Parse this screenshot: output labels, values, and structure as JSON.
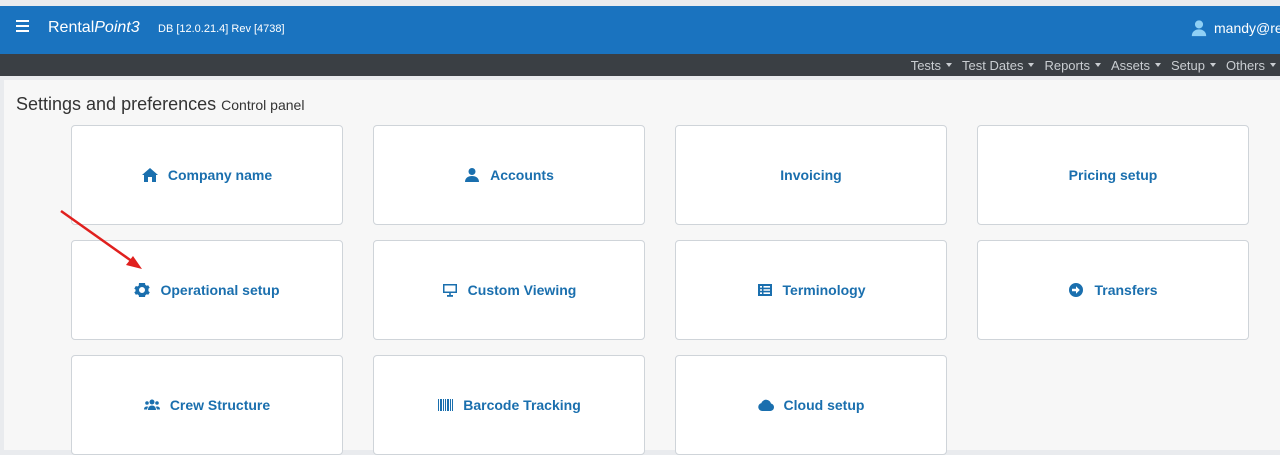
{
  "header": {
    "brand_prefix": "Rental",
    "brand_italic": "Point3",
    "db_info": "DB [12.0.21.4]  Rev [4738]",
    "user": "mandy@re"
  },
  "menu": [
    "Tests",
    "Test Dates",
    "Reports",
    "Assets",
    "Setup",
    "Others"
  ],
  "page": {
    "title": "Settings and preferences",
    "subtitle": "Control panel"
  },
  "tiles": [
    {
      "label": "Company name",
      "icon": "home-icon"
    },
    {
      "label": "Accounts",
      "icon": "user-icon"
    },
    {
      "label": "Invoicing",
      "icon": ""
    },
    {
      "label": "Pricing setup",
      "icon": ""
    },
    {
      "label": "Operational setup",
      "icon": "gear-icon"
    },
    {
      "label": "Custom Viewing",
      "icon": "monitor-icon"
    },
    {
      "label": "Terminology",
      "icon": "list-icon"
    },
    {
      "label": "Transfers",
      "icon": "arrow-circle-icon"
    },
    {
      "label": "Crew Structure",
      "icon": "users-icon"
    },
    {
      "label": "Barcode Tracking",
      "icon": "barcode-icon"
    },
    {
      "label": "Cloud setup",
      "icon": "cloud-icon"
    }
  ],
  "colors": {
    "header_bg": "#1a73bf",
    "menubar_bg": "#3a3f44",
    "tile_text": "#1a6fae",
    "annotation_arrow": "#e0201e"
  }
}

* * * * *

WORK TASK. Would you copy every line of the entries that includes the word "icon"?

ANSWER TO THIS PROBLEM.
      "icon": "home-icon"
      "icon": "user-icon"
      "icon": ""
      "icon": ""
      "icon": "gear-icon"
      "icon": "monitor-icon"
      "icon": "list-icon"
      "icon": "arrow-circle-icon"
      "icon": "users-icon"
      "icon": "barcode-icon"
      "icon": "cloud-icon"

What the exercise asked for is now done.